So what kind of shed should I build? There are a number of different types of sheds and shed designs. There are wood sheds, plastic storage sheds and even metal sheds. There are plastic and metal storage shed kits if you just want to assemble one. The storage shed kits aren’t as solid as most of your do it yourself storage shed plans.

When different types of sheds are mentioned, one is normally speaking of the roof type. There are several types of shed roofs. The barn shed has a roof that looks more like a barn. This typically has a higher roof than most other sheds, and has at least two sloping angles on each side of the roof. This type of roof is also known as a Gambrel roof. The shed could also be referred to as a Gambrel shed. To build this shed you would need a set of Gambrel storage shed plans. The upper slope of the roof has less of an angle, and the bottom slope is normally very steep.  

Barn sheds are good for building a loft area for storage, above the floor. By using this space, you end up with a lot more storage space than you would with a typical shed. What is usually called a “shed roof” is a one sided roof that has its high point at the front of the shed, and slopes down to the back side of the shed. This diverts water from the roof onto the ground, away from the front side. Another very popular roof style for sheds is the Gable roof. This is shaped like an upside down “V” with equal slopes on either side. The angle of the slope varies greatly from one shed to another. Another shed style is a flat roof, with no slope at all. This is the least desirable kind of shed, since water is more apt to sit on top, and leak into the shed. It’s more a matter of one’s personal preference as to which style one chooses. Personally, I like the Gable style shed. Which ever style you choose, you will want to get your hands on a good set of plans for your storage shed.

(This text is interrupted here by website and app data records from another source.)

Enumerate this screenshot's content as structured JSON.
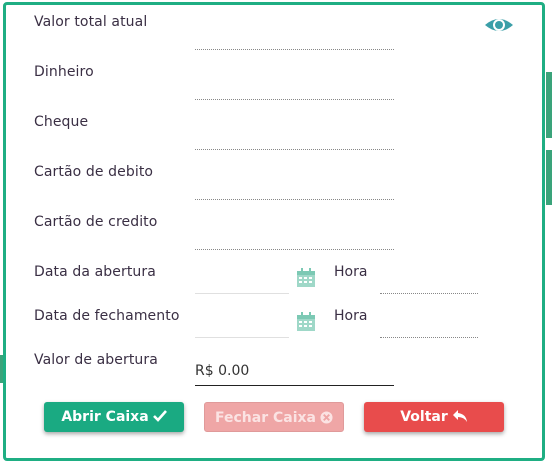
{
  "form": {
    "fields": [
      {
        "label": "Valor total atual"
      },
      {
        "label": "Dinheiro"
      },
      {
        "label": "Cheque"
      },
      {
        "label": "Cartão de debito"
      },
      {
        "label": "Cartão de credito"
      }
    ],
    "opening_date_label": "Data da abertura",
    "closing_date_label": "Data de fechamento",
    "time_label": "Hora",
    "opening_value_label": "Valor de abertura",
    "opening_value": "R$ 0.00"
  },
  "buttons": {
    "open": "Abrir Caixa",
    "close": "Fechar Caixa",
    "back": "Voltar"
  },
  "icons": {
    "visibility": "eye-icon",
    "calendar": "calendar-icon",
    "check": "check-icon",
    "x": "close-circle-icon",
    "back": "reply-arrow-icon"
  },
  "colors": {
    "accent": "#1fae83",
    "open_button": "#1aaa82",
    "close_button_disabled": "#efa6a6",
    "back_button": "#e84c4c"
  }
}
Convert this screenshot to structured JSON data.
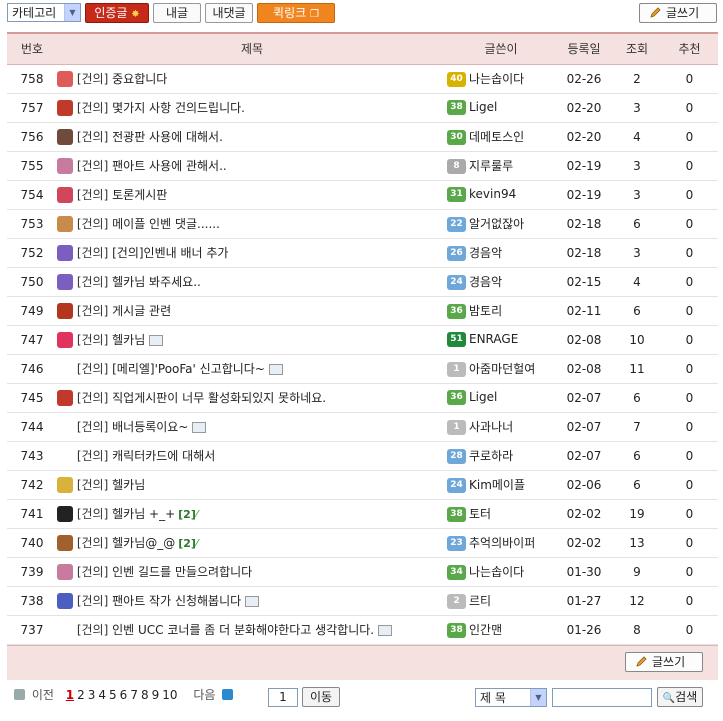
{
  "toolbar": {
    "category_select": "카테고리",
    "certified_label": "인증글",
    "my_posts_label": "내글",
    "my_comments_label": "내댓글",
    "link_label": "퀵링크",
    "write_label": "글쓰기"
  },
  "table": {
    "headers": [
      "번호",
      "제목",
      "글쓴이",
      "등록일",
      "조회",
      "추천"
    ],
    "rows": [
      {
        "num": "758",
        "pic": "#e05a5a",
        "tag": "[건의]",
        "title": "중요합니다",
        "lvl": "40",
        "lvlc": "#d8b200",
        "author": "나는솝이다",
        "date": "02-26",
        "views": "2",
        "rec": "0",
        "img": false,
        "cmt": ""
      },
      {
        "num": "757",
        "pic": "#c0392b",
        "tag": "[건의]",
        "title": "몇가지 사항 건의드립니다.",
        "lvl": "38",
        "lvlc": "#5aa84a",
        "author": "Ligel",
        "date": "02-20",
        "views": "3",
        "rec": "0",
        "img": false,
        "cmt": ""
      },
      {
        "num": "756",
        "pic": "#6e4b3a",
        "tag": "[건의]",
        "title": "전광판 사용에 대해서.",
        "lvl": "30",
        "lvlc": "#5aa84a",
        "author": "데메토스인",
        "date": "02-20",
        "views": "4",
        "rec": "0",
        "img": false,
        "cmt": ""
      },
      {
        "num": "755",
        "pic": "#c87b9e",
        "tag": "[건의]",
        "title": "팬아트 사용에 관해서..",
        "lvl": "8",
        "lvlc": "#aaaaaa",
        "author": "지루룰루",
        "date": "02-19",
        "views": "3",
        "rec": "0",
        "img": false,
        "cmt": ""
      },
      {
        "num": "754",
        "pic": "#d0465a",
        "tag": "[건의]",
        "title": "토론게시판",
        "lvl": "31",
        "lvlc": "#5aa84a",
        "author": "kevin94",
        "date": "02-19",
        "views": "3",
        "rec": "0",
        "img": false,
        "cmt": ""
      },
      {
        "num": "753",
        "pic": "#c98a4a",
        "tag": "[건의]",
        "title": "메이플 인벤 댓글......",
        "lvl": "22",
        "lvlc": "#6fa8d8",
        "author": "알거없잖아",
        "date": "02-18",
        "views": "6",
        "rec": "0",
        "img": false,
        "cmt": ""
      },
      {
        "num": "752",
        "pic": "#7a5fc0",
        "tag": "[건의]",
        "title": "[건의]인벤내 배너 추가",
        "lvl": "26",
        "lvlc": "#6fa8d8",
        "author": "경음악",
        "date": "02-18",
        "views": "3",
        "rec": "0",
        "img": false,
        "cmt": ""
      },
      {
        "num": "750",
        "pic": "#7a5fc0",
        "tag": "[건의]",
        "title": "헬카님 봐주세요..",
        "lvl": "24",
        "lvlc": "#6fa8d8",
        "author": "경음악",
        "date": "02-15",
        "views": "4",
        "rec": "0",
        "img": false,
        "cmt": ""
      },
      {
        "num": "749",
        "pic": "#b5361f",
        "tag": "[건의]",
        "title": "게시글 관련",
        "lvl": "36",
        "lvlc": "#5aa84a",
        "author": "밤토리",
        "date": "02-11",
        "views": "6",
        "rec": "0",
        "img": false,
        "cmt": ""
      },
      {
        "num": "747",
        "pic": "#e0335e",
        "tag": "[건의]",
        "title": "헬카님",
        "lvl": "51",
        "lvlc": "#1e8a3a",
        "author": "ENRAGE",
        "date": "02-08",
        "views": "10",
        "rec": "0",
        "img": true,
        "cmt": ""
      },
      {
        "num": "746",
        "pic": "",
        "tag": "[건의]",
        "title": "[메리엘]'PooFa' 신고합니다~",
        "lvl": "1",
        "lvlc": "#bbbbbb",
        "author": "아줌마던헐여",
        "date": "02-08",
        "views": "11",
        "rec": "0",
        "img": true,
        "cmt": ""
      },
      {
        "num": "745",
        "pic": "#c0392b",
        "tag": "[건의]",
        "title": "직업게시판이 너무 활성화되있지 못하네요.",
        "lvl": "36",
        "lvlc": "#5aa84a",
        "author": "Ligel",
        "date": "02-07",
        "views": "6",
        "rec": "0",
        "img": false,
        "cmt": ""
      },
      {
        "num": "744",
        "pic": "",
        "tag": "[건의]",
        "title": "배너등록이요~",
        "lvl": "1",
        "lvlc": "#bbbbbb",
        "author": "사과나너",
        "date": "02-07",
        "views": "7",
        "rec": "0",
        "img": true,
        "cmt": ""
      },
      {
        "num": "743",
        "pic": "",
        "tag": "[건의]",
        "title": "캐릭터카드에 대해서",
        "lvl": "28",
        "lvlc": "#6fa8d8",
        "author": "쿠로하라",
        "date": "02-07",
        "views": "6",
        "rec": "0",
        "img": false,
        "cmt": ""
      },
      {
        "num": "742",
        "pic": "#d8b23a",
        "tag": "[건의]",
        "title": "헬카님",
        "lvl": "24",
        "lvlc": "#6fa8d8",
        "author": "Kim메이플",
        "date": "02-06",
        "views": "6",
        "rec": "0",
        "img": false,
        "cmt": ""
      },
      {
        "num": "741",
        "pic": "#222222",
        "tag": "[건의]",
        "title": "헬카님 +_+",
        "lvl": "38",
        "lvlc": "#5aa84a",
        "author": "토터",
        "date": "02-02",
        "views": "19",
        "rec": "0",
        "img": false,
        "cmt": "[2]"
      },
      {
        "num": "740",
        "pic": "#a0622a",
        "tag": "[건의]",
        "title": "헬카님@_@",
        "lvl": "23",
        "lvlc": "#6fa8d8",
        "author": "추억의바이퍼",
        "date": "02-02",
        "views": "13",
        "rec": "0",
        "img": false,
        "cmt": "[2]"
      },
      {
        "num": "739",
        "pic": "#c87b9e",
        "tag": "[건의]",
        "title": "인벤 길드를 만들으려합니다",
        "lvl": "34",
        "lvlc": "#5aa84a",
        "author": "나는솝이다",
        "date": "01-30",
        "views": "9",
        "rec": "0",
        "img": false,
        "cmt": ""
      },
      {
        "num": "738",
        "pic": "#4a5fc0",
        "tag": "[건의]",
        "title": "팬아트 작가 신청해봅니다",
        "lvl": "2",
        "lvlc": "#bbbbbb",
        "author": "르티",
        "date": "01-27",
        "views": "12",
        "rec": "0",
        "img": true,
        "cmt": ""
      },
      {
        "num": "737",
        "pic": "",
        "tag": "[건의]",
        "title": "인벤 UCC 코너를 좀 더 분화해야한다고 생각합니다.",
        "lvl": "38",
        "lvlc": "#5aa84a",
        "author": "인간맨",
        "date": "01-26",
        "views": "8",
        "rec": "0",
        "img": true,
        "cmt": ""
      }
    ]
  },
  "footer": {
    "write_label": "글쓰기",
    "prev_label": "이전",
    "pages": [
      "1",
      "2",
      "3",
      "4",
      "5",
      "6",
      "7",
      "8",
      "9",
      "10"
    ],
    "current_page": "1",
    "next_label": "다음",
    "page_input": "1",
    "go_label": "이동",
    "search_field": "제 목",
    "search_input": "",
    "search_label": "검색"
  },
  "colors": {
    "header_bg": "#f6e1e1",
    "accent_red": "#c62b1a",
    "accent_orange": "#f0841e"
  }
}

Another very important decision you will need to make is Choosing a Site For Your Shed. This normally will be dictated by the size and shape of your yard if the shed is going to reside in your yard. Some storage sheds are built on commercial property to store parts, equipment, or machinery. You want to have easy access to your shed and want it handy in retrieving what you have stored. You want to stay away from low lying areas in your yard. If you live in an area that gets very much rain, you don’t want water standing near, or under your storage shed. You also want to place your shed on level ground. It’s a good idea when laying your foundation that you also put cinder blocks or river rock down first. This will help you in having a more firm foundation. If you use river rocks, they will allow water to flow down and not stand around the shed. Some like to put down a cement foundation or cement floor. If you do, make sure water will drain away from the shed, not into it.

The next question to ask is what size of a shed should I build? The number of things you have to store will also play a big part in the size of the shed you build. The location of the shed can also play a big factor. If you have limited space, your shed may have to be smaller by necessity. If you only have an area that is 10’ wide, you may need to limit your width to six or seven feet. If your shed is out in the open, with no restrictions, you may want a 12 X 12 shed or a 10 X 12 shed. These are common sizes. When you are looking for plans for building a shed look for some other common sizes: 8 X 8 shed plans; 10 X 10 shed plans; shed plans 8 X 10; shed plans 8 X 12; 10 X 14 shed plans; 10 X 16 shed plans; 12 X 16 shed plans; and 12 X 20 shed plans.   

When you settle on a size, look for a guide for storage shed plans that meets your needs. You can get some free storage shed plans, but you generally get what you pay for. The plans listed on this page are excellent plans, plus they give you a tremendous variety to choose from. When you have completed your shed structure, you may want to continue, by finishing the inside. This could include a work bench and/or shelves, which make organizing much easier. CLICK HERE to get a professional set of shed plans! Good luck in your building project.